Query or Querier: The query pulls data from different Prometheus servers, merges it, and deduplicates based on the promql queries. The query becomes the data source to Grafana instead of each individual Prometheus server. It also understands the Prometheus storage format. The query reduces the overall per-request cost to read the historical data from the back-end object storage on FlashBlade by merging or concatenating the data in smaller chunks. As a result, it avoids large read overheads.

The historical data in the store bucket is different from the ruler bucket. The historical data bucket store can be replicated independently from FlashBlade to Amazon S3 if there’s a requirement to archive the historical data. In most cases, the ruler bucket may not need to be archived. 
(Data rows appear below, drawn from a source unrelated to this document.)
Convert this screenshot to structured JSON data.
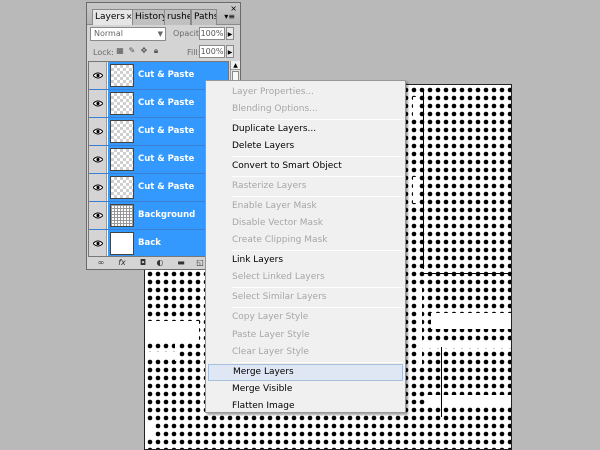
{
  "panel": {
    "tabs": [
      {
        "label": "Layers",
        "close": "×"
      },
      {
        "label": "History"
      },
      {
        "label": "rushes"
      },
      {
        "label": "Paths"
      }
    ],
    "close_glyph": "×",
    "menu_glyph": "▾≡",
    "blend_mode": "Normal",
    "opacity_label": "Opacity:",
    "opacity_value": "100%",
    "lock_label": "Lock:",
    "fill_label": "Fill:",
    "fill_value": "100%",
    "layers": [
      {
        "name": "Cut & Paste",
        "thumb": "checker"
      },
      {
        "name": "Cut & Paste",
        "thumb": "checker"
      },
      {
        "name": "Cut & Paste",
        "thumb": "checker"
      },
      {
        "name": "Cut & Paste",
        "thumb": "checker"
      },
      {
        "name": "Cut & Paste",
        "thumb": "checker"
      },
      {
        "name": "Background",
        "thumb": "grid"
      },
      {
        "name": "Back",
        "thumb": "white"
      }
    ],
    "bottom_icons": [
      "link-icon",
      "fx-icon",
      "mask-icon",
      "adjustment-icon",
      "folder-icon",
      "new-layer-icon",
      "trash-icon"
    ]
  },
  "context_menu": {
    "items": [
      {
        "label": "Layer Properties...",
        "enabled": false
      },
      {
        "label": "Blending Options...",
        "enabled": false
      },
      {
        "separator": true
      },
      {
        "label": "Duplicate Layers...",
        "enabled": true
      },
      {
        "label": "Delete Layers",
        "enabled": true
      },
      {
        "separator": true
      },
      {
        "label": "Convert to Smart Object",
        "enabled": true
      },
      {
        "separator": true
      },
      {
        "label": "Rasterize Layers",
        "enabled": false
      },
      {
        "separator": true
      },
      {
        "label": "Enable Layer Mask",
        "enabled": false
      },
      {
        "label": "Disable Vector Mask",
        "enabled": false
      },
      {
        "label": "Create Clipping Mask",
        "enabled": false
      },
      {
        "separator": true
      },
      {
        "label": "Link Layers",
        "enabled": true
      },
      {
        "label": "Select Linked Layers",
        "enabled": false
      },
      {
        "separator": true
      },
      {
        "label": "Select Similar Layers",
        "enabled": false
      },
      {
        "separator": true
      },
      {
        "label": "Copy Layer Style",
        "enabled": false
      },
      {
        "label": "Paste Layer Style",
        "enabled": false
      },
      {
        "label": "Clear Layer Style",
        "enabled": false
      },
      {
        "separator": true
      },
      {
        "label": "Merge Layers",
        "enabled": true,
        "highlighted": true
      },
      {
        "label": "Merge Visible",
        "enabled": true
      },
      {
        "label": "Flatten Image",
        "enabled": true
      }
    ]
  },
  "colors": {
    "selection": "#3399ff",
    "menu_bg": "#f0f0f0",
    "disabled_text": "#a6a6a6",
    "workspace": "#b9b9b9"
  }
}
Settings for Implementation

Figure 3: Prometheus Thanos on FlashBlade functional layout

In the functional diagram above, there are two forms of communication. Thanos uses HTTP to communicate with Prometheus queries and gRPC internally across all the components using StoreAPI. 

The following table highlights the different port numbers that are used for HTTP and gRPC for various Thanos components. More detailed information is available in the Prometheus Thanos implementation guide.

In a Thanos implementation, there will be many single instances of Prometheus servers glued together in high-availability format with shared storage on FlashBlade over NFS and S3 respectively. The sidecar component of Thanos uses an “external label” in the Prometheus configuration to identify the promql queries for endpoints and targets that are scraped by various Prometheus servers.

Every Prometheus instance in the environment will be identified by an external label that includes a cluster location name and a replica name in that location.

The scrape_timeout and scrape_interval settings for scraping Pure FlashArray™ and FlashBlade endpoints in a Thanos environment are other important settings to be aware of. Werecommend configuring the scrape_timeout value to 1m under “global” as shown above. 

The suggested scrape interval values for various Pure jobs are listed below. We recommend adjusting the scrape_interval time for various Pure job settings depending on the number of endpoints scraped by a single Prometheus server to avoid any race condition.

Sometimes a race condition may result in the following error in the Prometheus server. Adjusting the scrape_interval values clears it.

FlashBlade is a unified fast file and object platform that allows you to scale the bucket capacities for storing long-term historical data with data reduction up to 4:1. The Prometheus time series database (TSDB) and the data directory for various Thanos components like store and compact are configured over NFS over FlashBlade for resiliency and scale. With FlashBlade object replication, the historical data in the store bucket can be archived in AWS S3 for long-term retention.